Last week I shared with you a little of my recent and current journey. Over the next four weeks I am going to write about what has been one of, if not the greatest obstacle in that journey. It is fear or lack of courage. There is a reason the most often given command in Scripture is to “fear not” (Hint: It’s not that we are naturally courageous people). I don’t believe these commands or my problem is about the shake in your boots, immobilizing fear that comes when one sees a snake or stands on an elevated ledge. Those fears are healthy and easy to spot if you meet the fearful one in the right location. I’m talking about less obvious fears that keep many from living the lives they were created to live.
Every day, if you look closely you will see people living with these types of fears. What will be harder to detect, admit and own are the fears that are limiting you. You will often be blinded to the flaws in the mirror while easily seeing these same shortcomings in others. You must realize your ability to thrive will largely be determined by your ability to see and address these blind spots in your life. My hope is to help you identify when fear is creeping in, to punch it in the face and send it away for another day.
Over the next four posts we will look at four signs you are living in fear.

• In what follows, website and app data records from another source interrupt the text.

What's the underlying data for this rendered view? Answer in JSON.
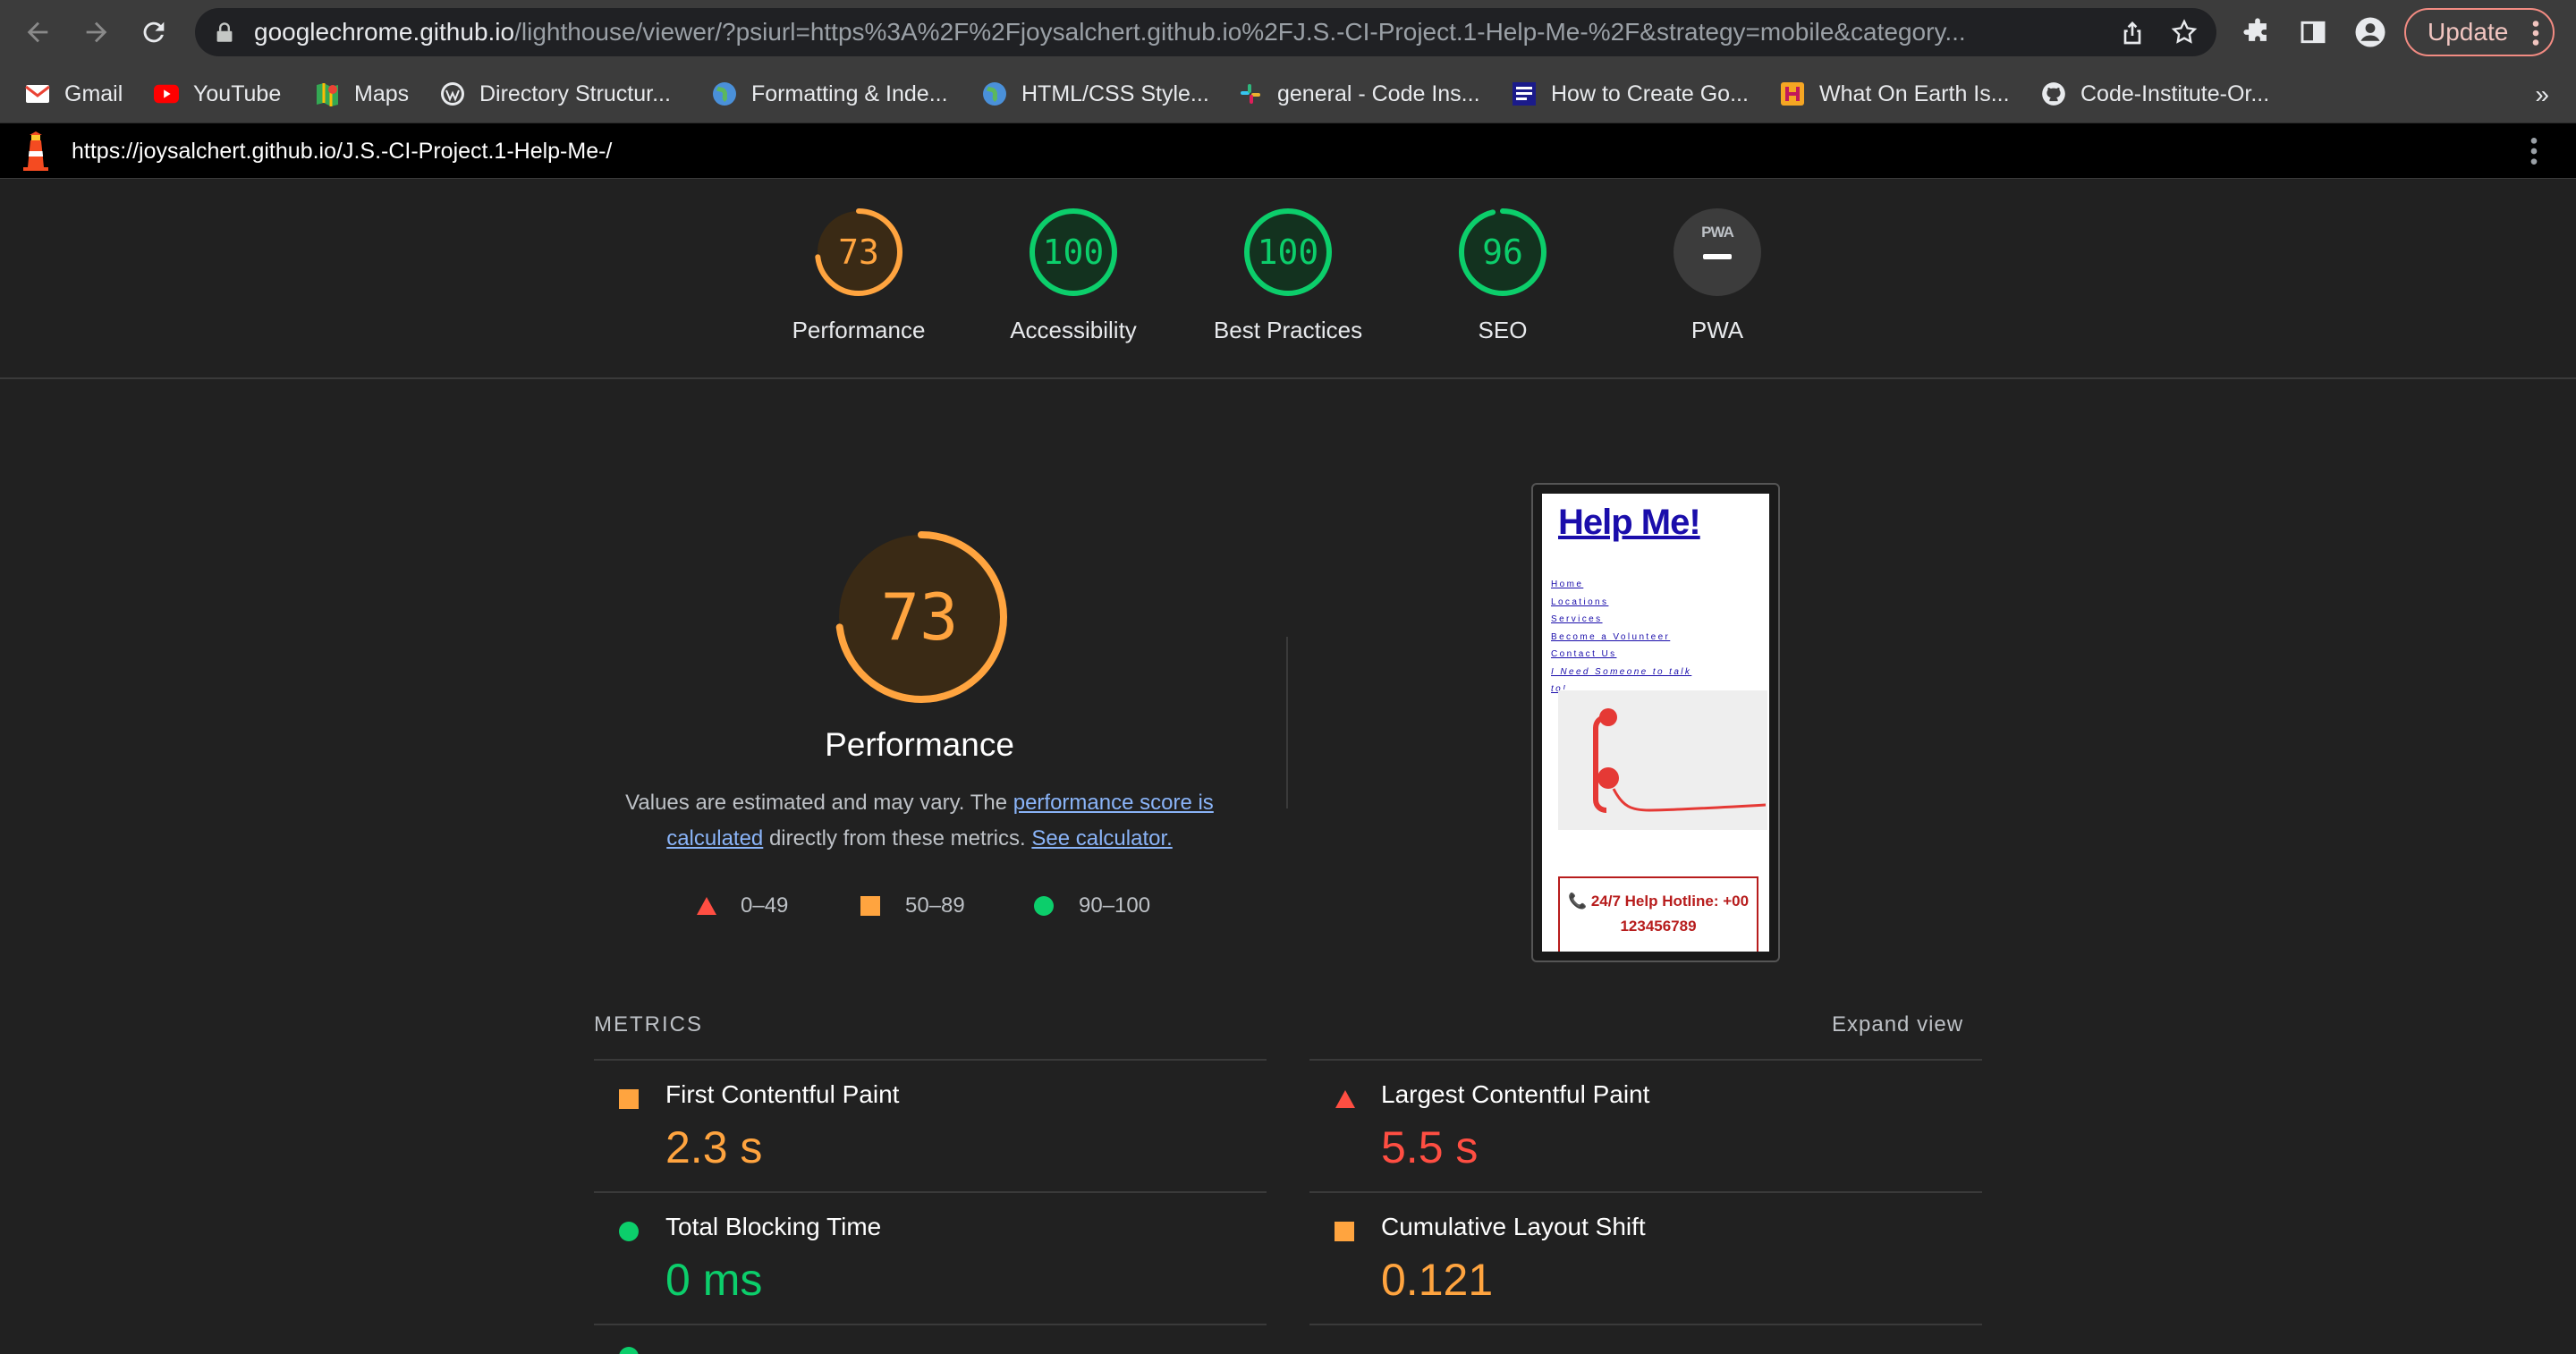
{
  "browser": {
    "url_host": "googlechrome.github.io",
    "url_rest": "/lighthouse/viewer/?psiurl=https%3A%2F%2Fjoysalchert.github.io%2FJ.S.-CI-Project.1-Help-Me-%2F&strategy=mobile&category...",
    "update_label": "Update"
  },
  "bookmarks": [
    {
      "label": "Gmail",
      "icon": "gmail-icon"
    },
    {
      "label": "YouTube",
      "icon": "youtube-icon"
    },
    {
      "label": "Maps",
      "icon": "maps-icon"
    },
    {
      "label": "Directory Structur...",
      "icon": "wordpress-icon"
    },
    {
      "label": "Formatting & Inde...",
      "icon": "globe-icon"
    },
    {
      "label": "HTML/CSS Style...",
      "icon": "globe-icon"
    },
    {
      "label": "general - Code Ins...",
      "icon": "slack-icon"
    },
    {
      "label": "How to Create Go...",
      "icon": "site-icon"
    },
    {
      "label": "What On Earth Is...",
      "icon": "h-icon"
    },
    {
      "label": "Code-Institute-Or...",
      "icon": "github-icon"
    }
  ],
  "bookmarks_more": "»",
  "lighthouse": {
    "tested_url": "https://joysalchert.github.io/J.S.-CI-Project.1-Help-Me-/",
    "gauges": [
      {
        "label": "Performance",
        "value": "73",
        "score": 0.73,
        "color": "#ffa43f"
      },
      {
        "label": "Accessibility",
        "value": "100",
        "score": 1.0,
        "color": "#0cce6b"
      },
      {
        "label": "Best Practices",
        "value": "100",
        "score": 1.0,
        "color": "#0cce6b"
      },
      {
        "label": "SEO",
        "value": "96",
        "score": 0.96,
        "color": "#0cce6b"
      },
      {
        "label": "PWA",
        "value": "",
        "score": 0,
        "color": "#9aa0a6"
      }
    ],
    "pwa_badge": "PWA",
    "summary": {
      "score": "73",
      "score_fraction": 0.73,
      "title": "Performance",
      "desc_1": "Values are estimated and may vary. The ",
      "desc_link_1": "performance score is calculated",
      "desc_2": " directly from these metrics. ",
      "desc_link_2": "See calculator."
    },
    "legend": [
      {
        "shape": "triangle",
        "label": "0–49",
        "color": "#ff4e42"
      },
      {
        "shape": "square",
        "label": "50–89",
        "color": "#ffa43f"
      },
      {
        "shape": "circle",
        "label": "90–100",
        "color": "#0cce6b"
      }
    ],
    "screenshot": {
      "title": "Help Me!",
      "nav": [
        "Home",
        "Locations",
        "Services",
        "Become a Volunteer",
        "Contact Us",
        "I Need Someone to talk",
        "to!"
      ],
      "hotline_1": "📞 24/7 Help Hotline: +00",
      "hotline_2": "123456789"
    },
    "metrics_heading": "METRICS",
    "expand_label": "Expand view",
    "metrics": [
      {
        "name": "First Contentful Paint",
        "value": "2.3 s",
        "rating": "average",
        "color": "#ffa43f"
      },
      {
        "name": "Largest Contentful Paint",
        "value": "5.5 s",
        "rating": "fail",
        "color": "#ff4e42"
      },
      {
        "name": "Total Blocking Time",
        "value": "0 ms",
        "rating": "pass",
        "color": "#0cce6b"
      },
      {
        "name": "Cumulative Layout Shift",
        "value": "0.121",
        "rating": "average",
        "color": "#ffa43f"
      }
    ]
  }
}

Sign #1 you are living in fear: You rarely leave your comfort zone. One of my favorite biblical stories is the calling of Peter to step out of the boat and walk to Jesus on the water. It’s found in Matthew 14. In the middle of Peter's fear he decides to make a change and become an overcomer rather than a victim. He knew to overcome he first had to come. He had to come out of the fears that entrapped him and literally out of the confines of his boat. He had to move from comfort to courage. So, Instead of crying out “Lord, save me” he boldly says, “Lord ….. command me.” Yes, later in the story when Peter left his place of familiarity and was literally sinking in the waves he asks Christ to save him (Matthew 14:28-30). But not here. Here, while in the boat he asks for a command. We can learn a great spiritual growth principle here: when in your place of comfort ask for a command; when in your place of stress ask for salvation. Salvation rarely happens when we remove ourselves from environments where we need it. In other words, salvation is unlikely to happen if you stay in your boat. If you will begin asking for commands instead of comfort you will find yourself outside your boat much more often. You will be placing yourself in a position to experience the salvation of God. You will be taking a first step to overcoming your fear.
What is one thing you can do today to begin moving from comfort to courage? I’d love to hear your thoughts.